### Task:
Would you print the data below exactly, leaving out every picture?

- - - - - - -

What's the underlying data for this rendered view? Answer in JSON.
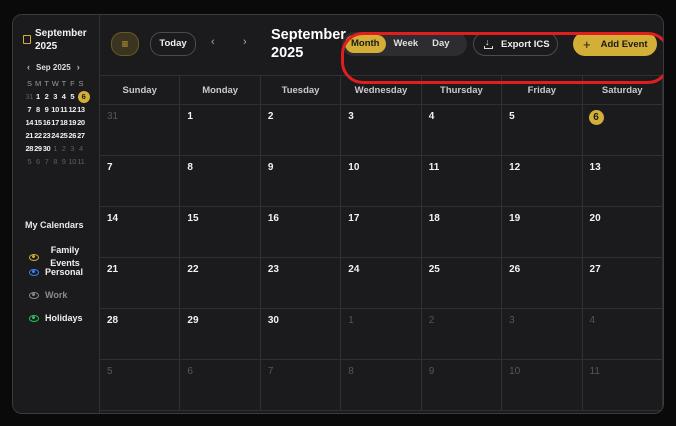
{
  "sidebar": {
    "title": "September 2025",
    "mini_month": "Sep 2025",
    "prev": "‹",
    "next": "›",
    "dow": [
      "S",
      "M",
      "T",
      "W",
      "T",
      "F",
      "S"
    ],
    "weeks": [
      [
        {
          "d": "31",
          "m": true
        },
        {
          "d": "1"
        },
        {
          "d": "2"
        },
        {
          "d": "3"
        },
        {
          "d": "4"
        },
        {
          "d": "5"
        },
        {
          "d": "6",
          "today": true
        }
      ],
      [
        {
          "d": "7"
        },
        {
          "d": "8"
        },
        {
          "d": "9"
        },
        {
          "d": "10"
        },
        {
          "d": "11"
        },
        {
          "d": "12"
        },
        {
          "d": "13"
        }
      ],
      [
        {
          "d": "14"
        },
        {
          "d": "15"
        },
        {
          "d": "16"
        },
        {
          "d": "17"
        },
        {
          "d": "18"
        },
        {
          "d": "19"
        },
        {
          "d": "20"
        }
      ],
      [
        {
          "d": "21"
        },
        {
          "d": "22"
        },
        {
          "d": "23"
        },
        {
          "d": "24"
        },
        {
          "d": "25"
        },
        {
          "d": "26"
        },
        {
          "d": "27"
        }
      ],
      [
        {
          "d": "28"
        },
        {
          "d": "29"
        },
        {
          "d": "30"
        },
        {
          "d": "1",
          "m": true
        },
        {
          "d": "2",
          "m": true
        },
        {
          "d": "3",
          "m": true
        },
        {
          "d": "4",
          "m": true
        }
      ],
      [
        {
          "d": "5",
          "m": true
        },
        {
          "d": "6",
          "m": true
        },
        {
          "d": "7",
          "m": true
        },
        {
          "d": "8",
          "m": true
        },
        {
          "d": "9",
          "m": true
        },
        {
          "d": "10",
          "m": true
        },
        {
          "d": "11",
          "m": true
        }
      ]
    ],
    "my_calendars_label": "My Calendars",
    "calendars": [
      {
        "name": "Family Events",
        "color": "#d4af37",
        "visible": true
      },
      {
        "name": "Personal",
        "color": "#3b82f6",
        "visible": true
      },
      {
        "name": "Work",
        "color": "#8a8a90",
        "visible": false
      },
      {
        "name": "Holidays",
        "color": "#22c55e",
        "visible": true
      }
    ]
  },
  "header": {
    "today_label": "Today",
    "prev": "‹",
    "next": "›",
    "title": "September 2025",
    "views": [
      {
        "label": "Month",
        "active": true
      },
      {
        "label": "Week",
        "active": false
      },
      {
        "label": "Day",
        "active": false
      }
    ],
    "export_label": "Export ICS",
    "add_label": "Add Event"
  },
  "calendar": {
    "dow": [
      "Sunday",
      "Monday",
      "Tuesday",
      "Wednesday",
      "Thursday",
      "Friday",
      "Saturday"
    ],
    "weeks": [
      [
        {
          "d": "31",
          "m": true
        },
        {
          "d": "1"
        },
        {
          "d": "2"
        },
        {
          "d": "3"
        },
        {
          "d": "4"
        },
        {
          "d": "5"
        },
        {
          "d": "6",
          "today": true
        }
      ],
      [
        {
          "d": "7"
        },
        {
          "d": "8"
        },
        {
          "d": "9"
        },
        {
          "d": "10"
        },
        {
          "d": "11"
        },
        {
          "d": "12"
        },
        {
          "d": "13"
        }
      ],
      [
        {
          "d": "14"
        },
        {
          "d": "15"
        },
        {
          "d": "16"
        },
        {
          "d": "17"
        },
        {
          "d": "18"
        },
        {
          "d": "19"
        },
        {
          "d": "20"
        }
      ],
      [
        {
          "d": "21"
        },
        {
          "d": "22"
        },
        {
          "d": "23"
        },
        {
          "d": "24"
        },
        {
          "d": "25"
        },
        {
          "d": "26"
        },
        {
          "d": "27"
        }
      ],
      [
        {
          "d": "28"
        },
        {
          "d": "29"
        },
        {
          "d": "30"
        },
        {
          "d": "1",
          "m": true
        },
        {
          "d": "2",
          "m": true
        },
        {
          "d": "3",
          "m": true
        },
        {
          "d": "4",
          "m": true
        }
      ],
      [
        {
          "d": "5",
          "m": true
        },
        {
          "d": "6",
          "m": true
        },
        {
          "d": "7",
          "m": true
        },
        {
          "d": "8",
          "m": true
        },
        {
          "d": "9",
          "m": true
        },
        {
          "d": "10",
          "m": true
        },
        {
          "d": "11",
          "m": true
        }
      ]
    ]
  },
  "colors": {
    "accent": "#d4af37",
    "annotation": "#e01e1e"
  }
}
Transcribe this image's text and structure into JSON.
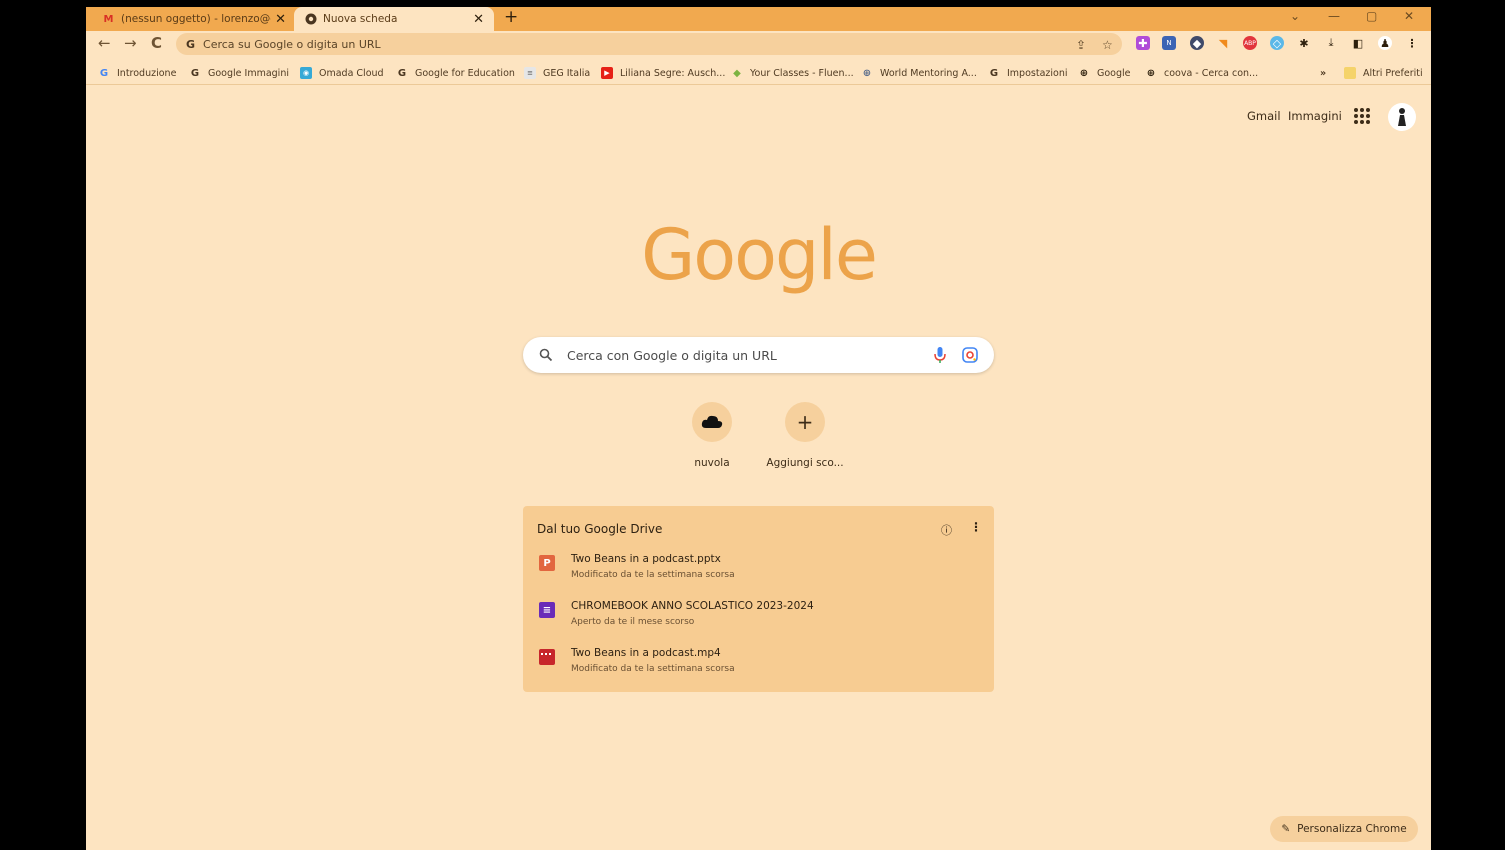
{
  "tabs": [
    {
      "title": "(nessun oggetto) - lorenzo@co...",
      "icon": "gmail-icon",
      "active": false
    },
    {
      "title": "Nuova scheda",
      "icon": "chrome-icon",
      "active": true
    }
  ],
  "toolbar": {
    "omnibox_placeholder": "Cerca su Google o digita un URL"
  },
  "bookmarks": [
    {
      "label": "Introduzione",
      "icon": "google-g-icon"
    },
    {
      "label": "Google Immagini",
      "icon": "google-g-icon"
    },
    {
      "label": "Omada Cloud",
      "icon": "omada-icon"
    },
    {
      "label": "Google for Education",
      "icon": "google-g-icon"
    },
    {
      "label": "GEG Italia",
      "icon": "geg-icon"
    },
    {
      "label": "Liliana Segre: Ausch...",
      "icon": "youtube-icon"
    },
    {
      "label": "Your Classes - Fluen...",
      "icon": "fluency-icon"
    },
    {
      "label": "World Mentoring A...",
      "icon": "world-icon"
    },
    {
      "label": "Impostazioni",
      "icon": "google-g-icon"
    },
    {
      "label": "Google",
      "icon": "globe-icon"
    },
    {
      "label": "coova - Cerca con...",
      "icon": "globe-icon"
    }
  ],
  "bookmarks_more": "»",
  "other_bookmarks": "Altri Preferiti",
  "ntp": {
    "gmail": "Gmail",
    "images": "Immagini",
    "logo": "Google",
    "search_placeholder": "Cerca con Google o digita un URL",
    "shortcuts": [
      {
        "label": "nuvola",
        "icon": "cloud-icon"
      },
      {
        "label": "Aggiungi sco...",
        "icon": "plus-icon"
      }
    ],
    "drive": {
      "title": "Dal tuo Google Drive",
      "items": [
        {
          "name": "Two Beans in a podcast.pptx",
          "sub": "Modificato da te la settimana scorsa",
          "icon": "slides-icon",
          "color": "#e2663f",
          "glyph": "P"
        },
        {
          "name": "CHROMEBOOK ANNO SCOLASTICO 2023-2024",
          "sub": "Aperto da te il mese scorso",
          "icon": "forms-icon",
          "color": "#6a2bb8",
          "glyph": "≡"
        },
        {
          "name": "Two Beans in a podcast.mp4",
          "sub": "Modificato da te la settimana scorsa",
          "icon": "video-icon",
          "color": "#c7262b",
          "glyph": "▀"
        }
      ]
    },
    "customize": "Personalizza Chrome"
  },
  "colors": {
    "tabstrip": "#f1a94f",
    "background": "#fde4c1",
    "logo": "#eca34a",
    "drive_card": "#f7cc92"
  }
}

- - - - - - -

### Exercise response:
What's the underlying data for this rendered view? Answer in JSON.
{
  "sidebar": {
    "title": "September 2025",
    "mini_month": "Sep 2025",
    "prev": "‹",
    "next": "›",
    "dow": [
      "S",
      "M",
      "T",
      "W",
      "T",
      "F",
      "S"
    ],
    "weeks": [
      [
        {
          "d": "31",
          "m": true
        },
        {
          "d": "1"
        },
        {
          "d": "2"
        },
        {
          "d": "3"
        },
        {
          "d": "4"
        },
        {
          "d": "5"
        },
        {
          "d": "6",
          "today": true
        }
      ],
      [
        {
          "d": "7"
        },
        {
          "d": "8"
        },
        {
          "d": "9"
        },
        {
          "d": "10"
        },
        {
          "d": "11"
        },
        {
          "d": "12"
        },
        {
          "d": "13"
        }
      ],
      [
        {
          "d": "14"
        },
        {
          "d": "15"
        },
        {
          "d": "16"
        },
        {
          "d": "17"
        },
        {
          "d": "18"
        },
        {
          "d": "19"
        },
        {
          "d": "20"
        }
      ],
      [
        {
          "d": "21"
        },
        {
          "d": "22"
        },
        {
          "d": "23"
        },
        {
          "d": "24"
        },
        {
          "d": "25"
        },
        {
          "d": "26"
        },
        {
          "d": "27"
        }
      ],
      [
        {
          "d": "28"
        },
        {
          "d": "29"
        },
        {
          "d": "30"
        },
        {
          "d": "1",
          "m": true
        },
        {
          "d": "2",
          "m": true
        },
        {
          "d": "3",
          "m": true
        },
        {
          "d": "4",
          "m": true
        }
      ],
      [
        {
          "d": "5",
          "m": true
        },
        {
          "d": "6",
          "m": true
        },
        {
          "d": "7",
          "m": true
        },
        {
          "d": "8",
          "m": true
        },
        {
          "d": "9",
          "m": true
        },
        {
          "d": "10",
          "m": true
        },
        {
          "d": "11",
          "m": true
        }
      ]
    ],
    "my_calendars_label": "My Calendars",
    "calendars": [
      {
        "name": "Family Events",
        "color": "#d4af37",
        "visible": true
      },
      {
        "name": "Personal",
        "color": "#3b82f6",
        "visible": true
      },
      {
        "name": "Work",
        "color": "#8a8a90",
        "visible": false
      },
      {
        "name": "Holidays",
        "color": "#22c55e",
        "visible": true
      }
    ]
  },
  "header": {
    "today_label": "Today",
    "prev": "‹",
    "next": "›",
    "title": "September 2025",
    "views": [
      {
        "label": "Month",
        "active": true
      },
      {
        "label": "Week",
        "active": false
      },
      {
        "label": "Day",
        "active": false
      }
    ],
    "export_label": "Export ICS",
    "add_label": "Add Event"
  },
  "calendar": {
    "dow": [
      "Sunday",
      "Monday",
      "Tuesday",
      "Wednesday",
      "Thursday",
      "Friday",
      "Saturday"
    ],
    "weeks": [
      [
        {
          "d": "31",
          "m": true
        },
        {
          "d": "1"
        },
        {
          "d": "2"
        },
        {
          "d": "3"
        },
        {
          "d": "4"
        },
        {
          "d": "5"
        },
        {
          "d": "6",
          "today": true
        }
      ],
      [
        {
          "d": "7"
        },
        {
          "d": "8"
        },
        {
          "d": "9"
        },
        {
          "d": "10"
        },
        {
          "d": "11"
        },
        {
          "d": "12"
        },
        {
          "d": "13"
        }
      ],
      [
        {
          "d": "14"
        },
        {
          "d": "15"
        },
        {
          "d": "16"
        },
        {
          "d": "17"
        },
        {
          "d": "18"
        },
        {
          "d": "19"
        },
        {
          "d": "20"
        }
      ],
      [
        {
          "d": "21"
        },
        {
          "d": "22"
        },
        {
          "d": "23"
        },
        {
          "d": "24"
        },
        {
          "d": "25"
        },
        {
          "d": "26"
        },
        {
          "d": "27"
        }
      ],
      [
        {
          "d": "28"
        },
        {
          "d": "29"
        },
        {
          "d": "30"
        },
        {
          "d": "1",
          "m": true
        },
        {
          "d": "2",
          "m": true
        },
        {
          "d": "3",
          "m": true
        },
        {
          "d": "4",
          "m": true
        }
      ],
      [
        {
          "d": "5",
          "m": true
        },
        {
          "d": "6",
          "m": true
        },
        {
          "d": "7",
          "m": true
        },
        {
          "d": "8",
          "m": true
        },
        {
          "d": "9",
          "m": true
        },
        {
          "d": "10",
          "m": true
        },
        {
          "d": "11",
          "m": true
        }
      ]
    ]
  },
  "colors": {
    "accent": "#d4af37",
    "annotation": "#e01e1e"
  }
}
Transcribe this image's text and structure into JSON.
{
  "tabs": [
    {
      "title": "(nessun oggetto) - lorenzo@co...",
      "icon": "gmail-icon",
      "active": false
    },
    {
      "title": "Nuova scheda",
      "icon": "chrome-icon",
      "active": true
    }
  ],
  "toolbar": {
    "omnibox_placeholder": "Cerca su Google o digita un URL"
  },
  "bookmarks": [
    {
      "label": "Introduzione",
      "icon": "google-g-icon"
    },
    {
      "label": "Google Immagini",
      "icon": "google-g-icon"
    },
    {
      "label": "Omada Cloud",
      "icon": "omada-icon"
    },
    {
      "label": "Google for Education",
      "icon": "google-g-icon"
    },
    {
      "label": "GEG Italia",
      "icon": "geg-icon"
    },
    {
      "label": "Liliana Segre: Ausch...",
      "icon": "youtube-icon"
    },
    {
      "label": "Your Classes - Fluen...",
      "icon": "fluency-icon"
    },
    {
      "label": "World Mentoring A...",
      "icon": "world-icon"
    },
    {
      "label": "Impostazioni",
      "icon": "google-g-icon"
    },
    {
      "label": "Google",
      "icon": "globe-icon"
    },
    {
      "label": "coova - Cerca con...",
      "icon": "globe-icon"
    }
  ],
  "bookmarks_more": "»",
  "other_bookmarks": "Altri Preferiti",
  "ntp": {
    "gmail": "Gmail",
    "images": "Immagini",
    "logo": "Google",
    "search_placeholder": "Cerca con Google o digita un URL",
    "shortcuts": [
      {
        "label": "nuvola",
        "icon": "cloud-icon"
      },
      {
        "label": "Aggiungi sco...",
        "icon": "plus-icon"
      }
    ],
    "drive": {
      "title": "Dal tuo Google Drive",
      "items": [
        {
          "name": "Two Beans in a podcast.pptx",
          "sub": "Modificato da te la settimana scorsa",
          "icon": "slides-icon",
          "color": "#e2663f",
          "glyph": "P"
        },
        {
          "name": "CHROMEBOOK ANNO SCOLASTICO 2023-2024",
          "sub": "Aperto da te il mese scorso",
          "icon": "forms-icon",
          "color": "#6a2bb8",
          "glyph": "≡"
        },
        {
          "name": "Two Beans in a podcast.mp4",
          "sub": "Modificato da te la settimana scorsa",
          "icon": "video-icon",
          "color": "#c7262b",
          "glyph": "▀"
        }
      ]
    },
    "customize": "Personalizza Chrome"
  },
  "colors": {
    "tabstrip": "#f1a94f",
    "background": "#fde4c1",
    "logo": "#eca34a",
    "drive_card": "#f7cc92"
  }
}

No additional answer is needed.